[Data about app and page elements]
++++++++

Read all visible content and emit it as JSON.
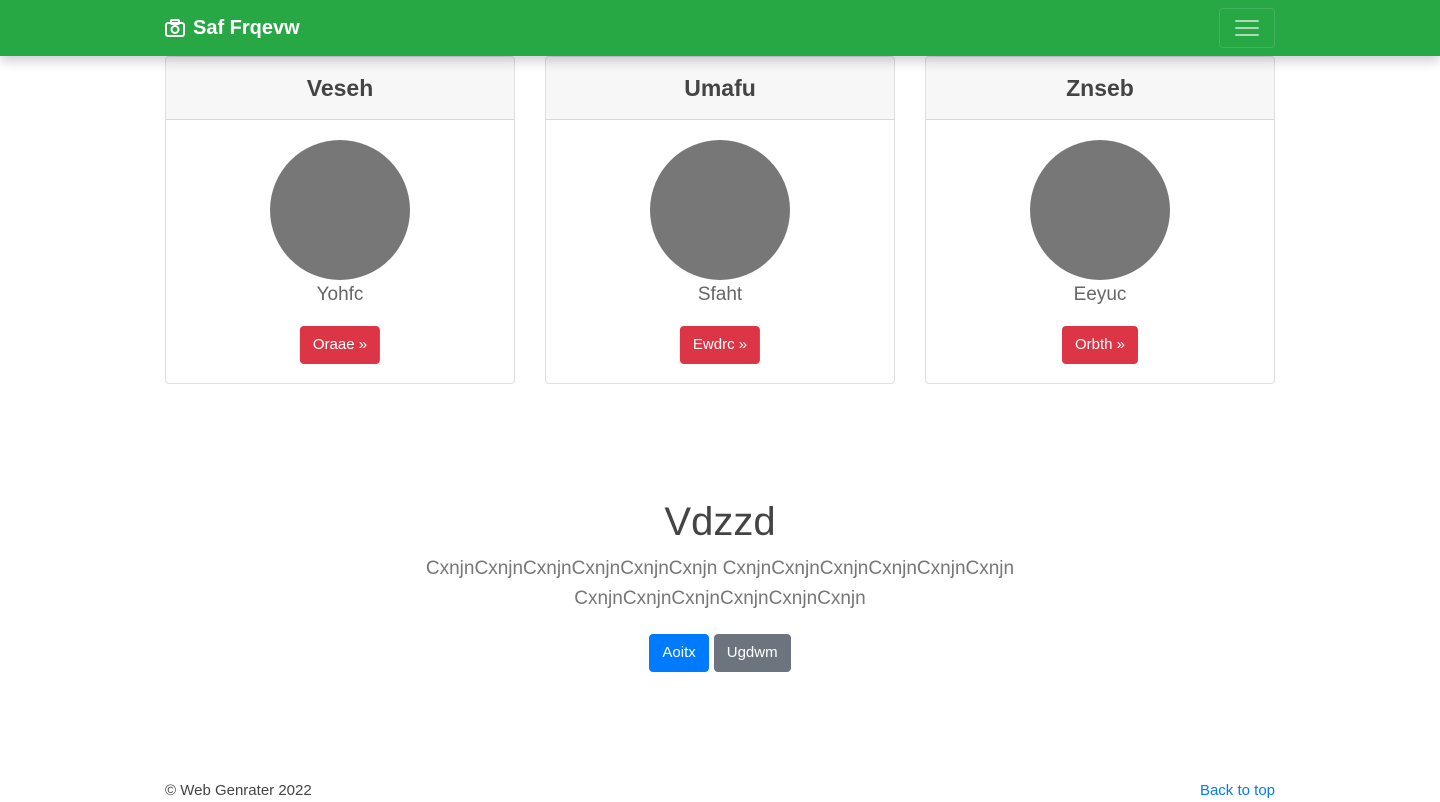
{
  "navbar": {
    "brand": "Saf Frqevw",
    "brand_icon": "camera-icon",
    "toggler_icon": "hamburger-menu-icon",
    "background_color": "#28a745"
  },
  "cards": [
    {
      "header": "Veseh",
      "text": "Yohfc",
      "button": "Oraae »"
    },
    {
      "header": "Umafu",
      "text": "Sfaht",
      "button": "Ewdrc »"
    },
    {
      "header": "Znseb",
      "text": "Eeyuc",
      "button": "Orbth »"
    }
  ],
  "jumbotron": {
    "title": "Vdzzd",
    "lead": "CxnjnCxnjnCxnjnCxnjnCxnjnCxnjn CxnjnCxnjnCxnjnCxnjnCxnjnCxnjn CxnjnCxnjnCxnjnCxnjnCxnjnCxnjn",
    "primary_button": "Aoitx",
    "secondary_button": "Ugdwm"
  },
  "footer": {
    "copyright": "© Web Genrater 2022",
    "back_to_top": "Back to top"
  },
  "colors": {
    "danger": "#dc3545",
    "primary": "#007bff",
    "secondary": "#6c757d",
    "avatar": "#777777"
  }
}
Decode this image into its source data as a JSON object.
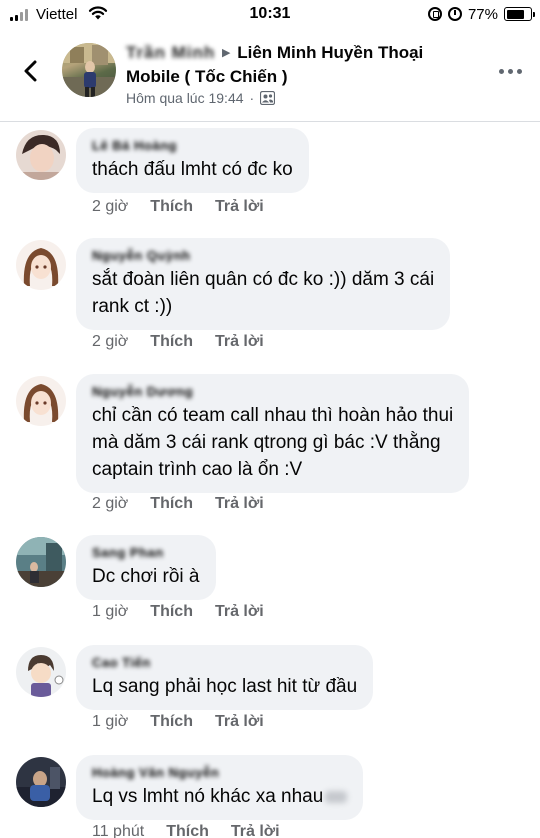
{
  "status_bar": {
    "carrier": "Viettel",
    "time": "10:31",
    "battery_percent": "77%",
    "battery_level": 0.77
  },
  "header": {
    "author": "Trần Minh",
    "group": "Liên Minh Huyền Thoại Mobile ( Tốc Chiến )",
    "timestamp": "Hôm qua lúc 19:44",
    "privacy_icon": "friends-icon",
    "back_icon": "chevron-left-icon",
    "more_icon": "more-horizontal-icon"
  },
  "comments": [
    {
      "author": "Lê Bá Hoàng",
      "text": "thách đấu lmht có đc ko",
      "time": "2 giờ",
      "like_label": "Thích",
      "reply_label": "Trả lời"
    },
    {
      "author": "Nguyễn Quỳnh",
      "text": "sắt đoàn liên quân có đc ko :)) dăm 3 cái\nrank ct :))",
      "time": "2 giờ",
      "like_label": "Thích",
      "reply_label": "Trả lời"
    },
    {
      "author": "Nguyễn Dương",
      "text": "chỉ cần có team call nhau thì hoàn hảo thui\nmà dăm 3 cái rank qtrong gì bác :V thằng\ncaptain trình cao là ổn :V",
      "time": "2 giờ",
      "like_label": "Thích",
      "reply_label": "Trả lời"
    },
    {
      "author": "Sang Phan",
      "text": "Dc chơi rồi à",
      "time": "1 giờ",
      "like_label": "Thích",
      "reply_label": "Trả lời"
    },
    {
      "author": "Cao Tiến",
      "text": "Lq sang phải học last hit từ đầu",
      "time": "1 giờ",
      "like_label": "Thích",
      "reply_label": "Trả lời"
    },
    {
      "author": "Hoàng Văn Nguyễn",
      "text": "Lq vs lmht nó khác xa nhau",
      "time": "11 phút",
      "like_label": "Thích",
      "reply_label": "Trả lời"
    }
  ]
}
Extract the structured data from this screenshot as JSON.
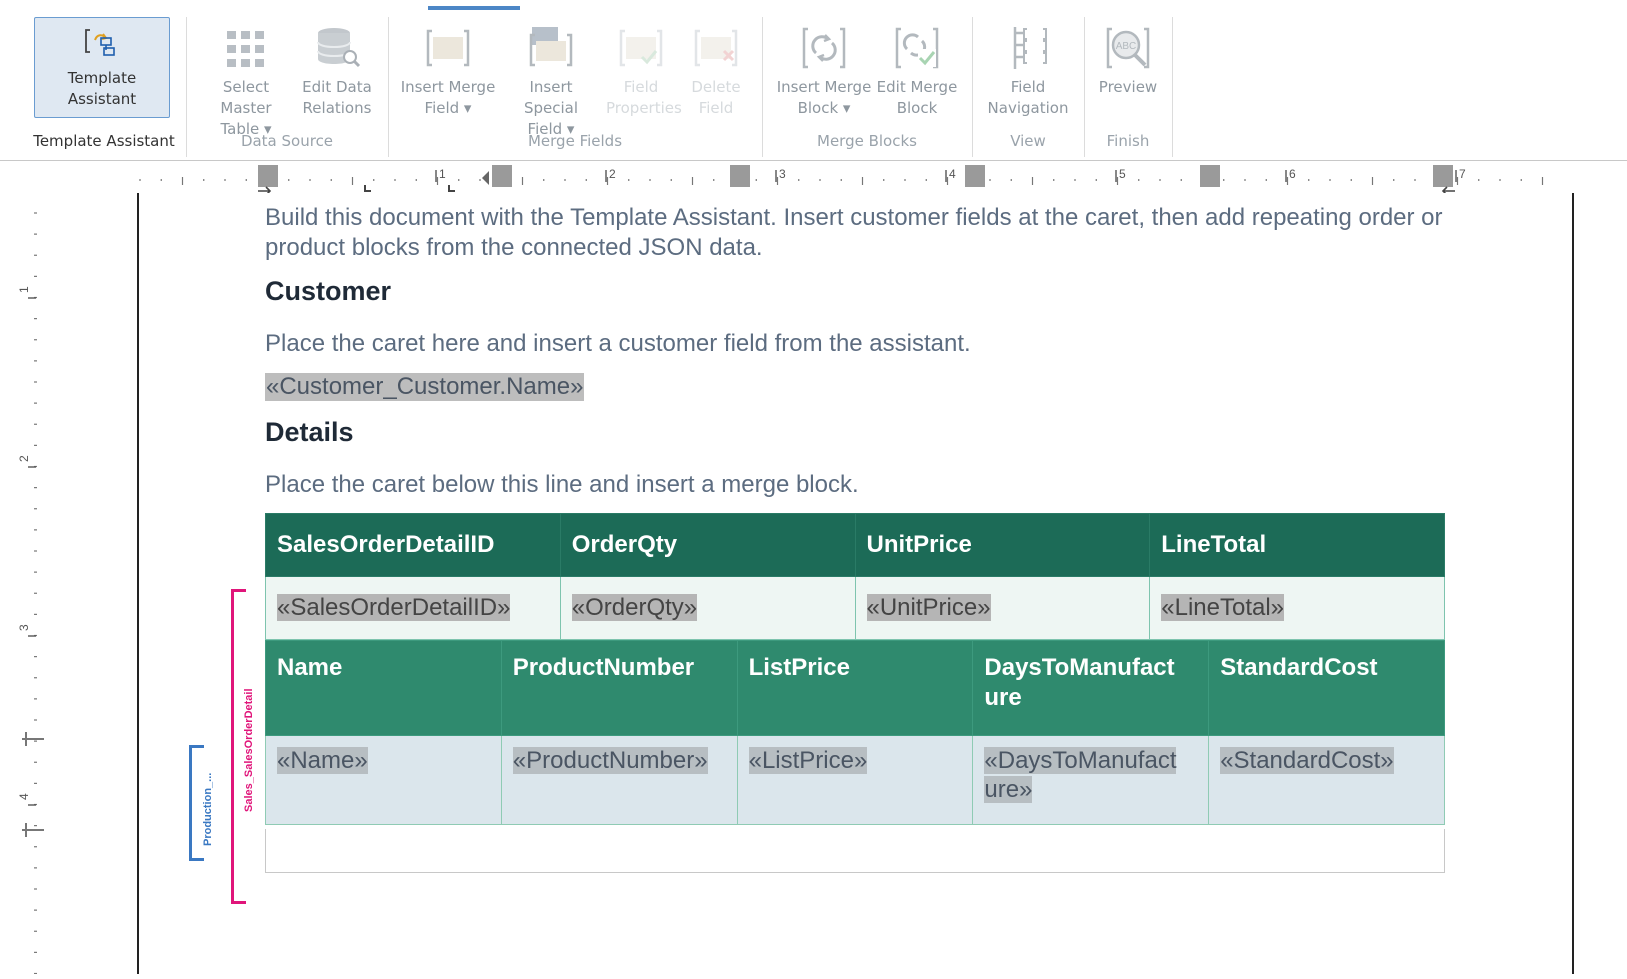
{
  "ribbon": {
    "groups": {
      "template_assistant": "Template Assistant",
      "data_source": "Data Source",
      "merge_fields": "Merge Fields",
      "merge_blocks": "Merge Blocks",
      "view": "View",
      "finish": "Finish"
    },
    "buttons": {
      "template_assistant": "Template Assistant",
      "select_master_table": "Select Master\nTable ▾",
      "edit_data_relations": "Edit Data\nRelations",
      "insert_merge_field": "Insert Merge\nField ▾",
      "insert_special_field": "Insert Special\nField ▾",
      "field_properties": "Field\nProperties",
      "delete_field": "Delete\nField",
      "insert_merge_block": "Insert Merge\nBlock ▾",
      "edit_merge_block": "Edit Merge\nBlock",
      "field_navigation": "Field\nNavigation",
      "preview": "Preview"
    },
    "preview_icon_text": "ABC"
  },
  "ruler": {
    "h_numbers": [
      "1",
      "2",
      "3",
      "4",
      "5",
      "6",
      "7"
    ],
    "v_numbers": [
      "1",
      "2",
      "3",
      "4"
    ]
  },
  "document": {
    "intro": "Build this document with the Template Assistant. Insert customer fields at the caret, then add repeating order or product blocks from the connected JSON data.",
    "customer_heading": "Customer",
    "customer_instruction": "Place the caret here and insert a customer field from the assistant.",
    "customer_field": "«Customer_Customer.Name»",
    "details_heading": "Details",
    "details_instruction": "Place the caret below this line and insert a merge block.",
    "order_table": {
      "headers": [
        "SalesOrderDetailID",
        "OrderQty",
        "UnitPrice",
        "LineTotal"
      ],
      "fields": [
        "«SalesOrderDetailID»",
        "«OrderQty»",
        "«UnitPrice»",
        "«LineTotal»"
      ]
    },
    "product_table": {
      "headers": [
        "Name",
        "ProductNumber",
        "ListPrice",
        "DaysToManufact\nure",
        "StandardCost"
      ],
      "fields": [
        "«Name»",
        "«ProductNumber»",
        "«ListPrice»",
        "«DaysToManufact\nure»",
        "«StandardCost»"
      ]
    },
    "blocks": {
      "outer": "Sales_SalesOrderDetail",
      "inner": "Production_..."
    }
  },
  "colors": {
    "header_dark": "#1c6b57",
    "header_mid": "#2f8a6e",
    "outer_block": "#e0157a",
    "inner_block": "#3a78c2"
  }
}
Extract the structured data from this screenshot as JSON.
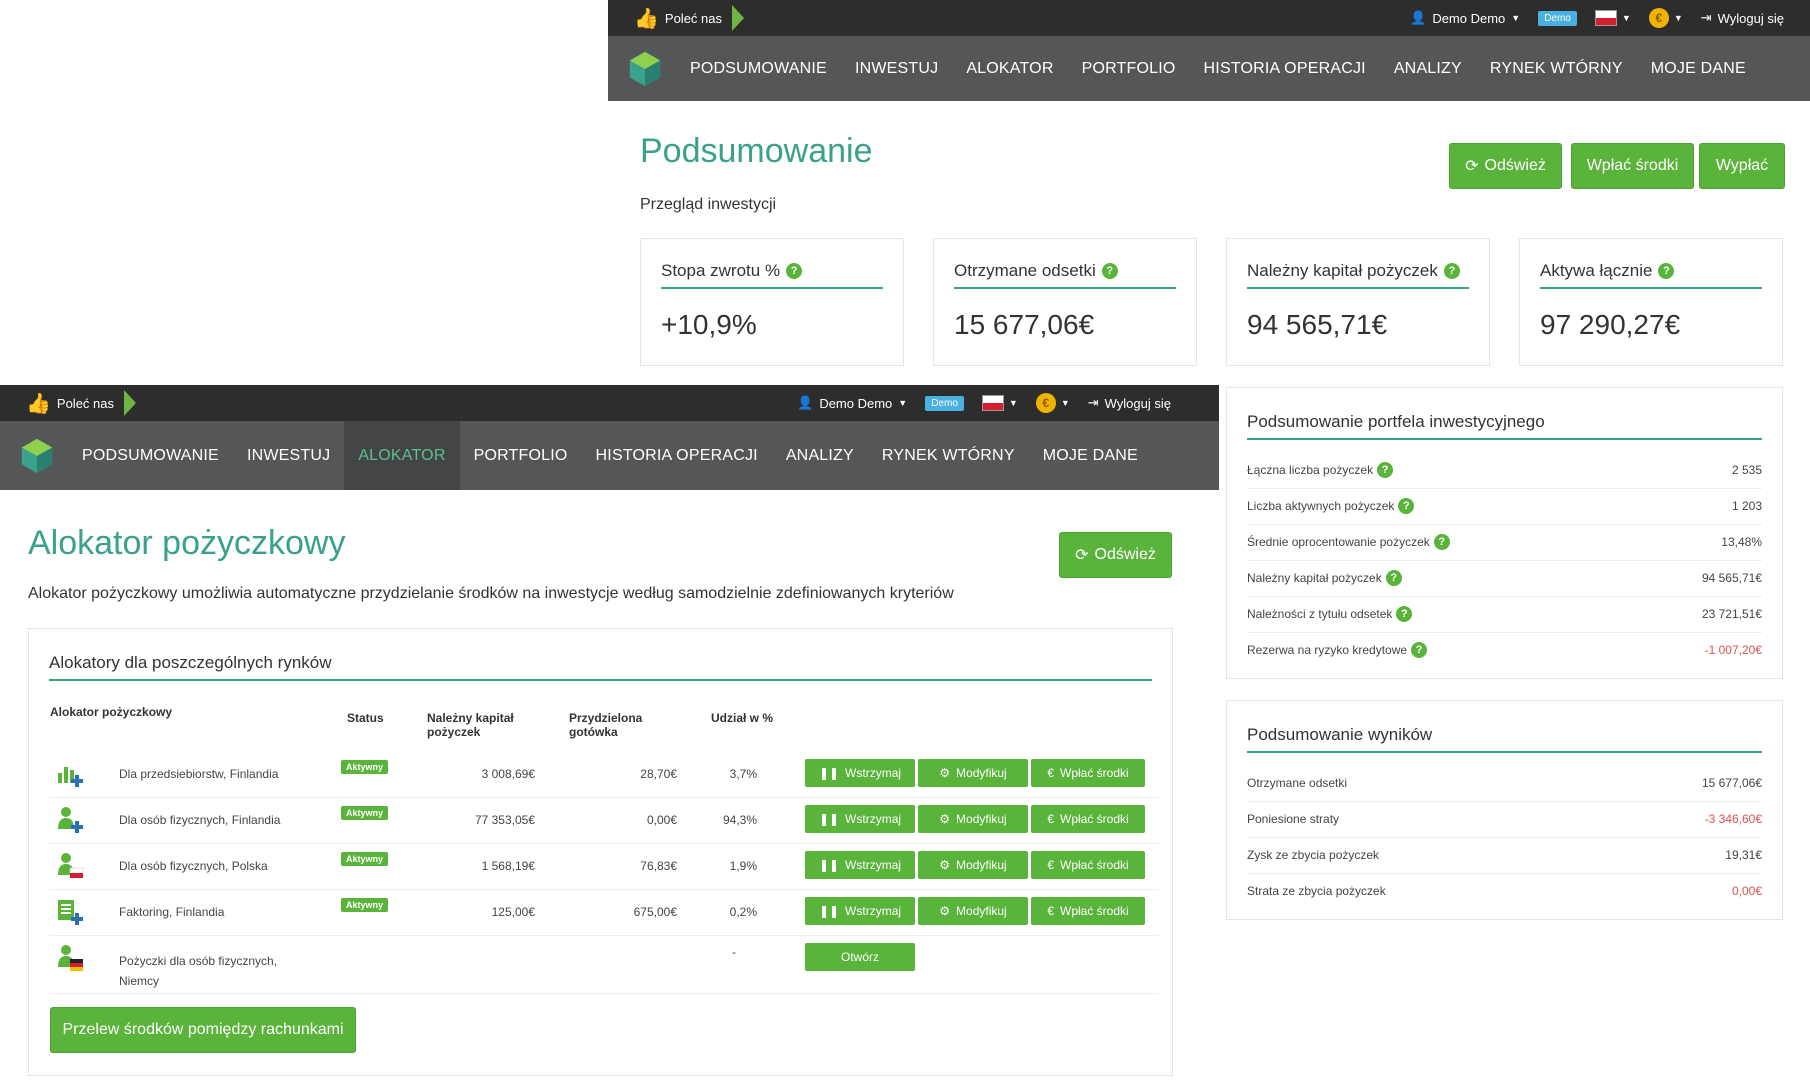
{
  "topbar": {
    "recommend": "Poleć nas",
    "user": "Demo Demo",
    "demo_badge": "Demo",
    "logout": "Wyloguj się"
  },
  "nav": {
    "items": [
      "PODSUMOWANIE",
      "INWESTUJ",
      "ALOKATOR",
      "PORTFOLIO",
      "HISTORIA OPERACJI",
      "ANALIZY",
      "RYNEK WTÓRNY",
      "MOJE DANE"
    ]
  },
  "summary": {
    "title": "Podsumowanie",
    "subtitle": "Przegląd inwestycji",
    "buttons": {
      "refresh": "Odśwież",
      "deposit": "Wpłać środki",
      "withdraw": "Wypłać"
    },
    "cards": [
      {
        "label": "Stopa zwrotu %",
        "value": "+10,9%"
      },
      {
        "label": "Otrzymane odsetki",
        "value": "15 677,06€"
      },
      {
        "label": "Należny kapitał pożyczek",
        "value": "94 565,71€"
      },
      {
        "label": "Aktywa łącznie",
        "value": "97 290,27€"
      }
    ]
  },
  "portfolio_summary": {
    "title": "Podsumowanie portfela inwestycyjnego",
    "rows": [
      {
        "label": "Łączna liczba pożyczek",
        "value": "2 535"
      },
      {
        "label": "Liczba aktywnych pożyczek",
        "value": "1 203"
      },
      {
        "label": "Średnie oprocentowanie pożyczek",
        "value": "13,48%"
      },
      {
        "label": "Należny kapitał pożyczek",
        "value": "94 565,71€"
      },
      {
        "label": "Należności z tytułu odsetek",
        "value": "23 721,51€"
      },
      {
        "label": "Rezerwa na ryzyko kredytowe",
        "value": "-1 007,20€"
      }
    ]
  },
  "results_summary": {
    "title": "Podsumowanie wyników",
    "rows": [
      {
        "label": "Otrzymane odsetki",
        "value": "15 677,06€"
      },
      {
        "label": "Poniesione straty",
        "value": "-3 346,60€"
      },
      {
        "label": "Zysk ze zbycia pożyczek",
        "value": "19,31€"
      },
      {
        "label": "Strata ze zbycia pożyczek",
        "value": "0,00€"
      }
    ]
  },
  "allocator": {
    "title": "Alokator pożyczkowy",
    "description": "Alokator pożyczkowy umożliwia automatyczne przydzielanie środków na inwestycje według samodzielnie zdefiniowanych kryteriów",
    "refresh": "Odśwież",
    "panel_title": "Alokatory dla poszczególnych rynków",
    "columns": {
      "name": "Alokator pożyczkowy",
      "status": "Status",
      "capital_1": "Należny kapitał",
      "capital_2": "pożyczek",
      "cash_1": "Przydzielona",
      "cash_2": "gotówka",
      "share": "Udział w %"
    },
    "rows": [
      {
        "name": "Dla przedsiebiorstw, Finlandia",
        "status": "Aktywny",
        "capital": "3 008,69€",
        "cash": "28,70€",
        "share": "3,7%"
      },
      {
        "name": "Dla osób fizycznych, Finlandia",
        "status": "Aktywny",
        "capital": "77 353,05€",
        "cash": "0,00€",
        "share": "94,3%"
      },
      {
        "name": "Dla osób fizycznych, Polska",
        "status": "Aktywny",
        "capital": "1 568,19€",
        "cash": "76,83€",
        "share": "1,9%"
      },
      {
        "name": "Faktoring, Finlandia",
        "status": "Aktywny",
        "capital": "125,00€",
        "cash": "675,00€",
        "share": "0,2%"
      }
    ],
    "row_buttons": {
      "pause": "Wstrzymaj",
      "modify": "Modyfikuj",
      "deposit": "Wpłać środki"
    },
    "last_row": {
      "name_1": "Pożyczki dla osób fizycznych,",
      "name_2": "Niemcy",
      "share": "-",
      "open": "Otwórz"
    },
    "transfer": "Przelew środków pomiędzy rachunkami"
  },
  "colors": {
    "accent": "#3aa18c",
    "button": "#5ab33b",
    "topbar": "#2d2d2d",
    "navbar": "#555658",
    "negative": "#d9534f"
  }
}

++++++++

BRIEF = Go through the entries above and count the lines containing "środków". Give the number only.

WRITTEN ANSWER = 2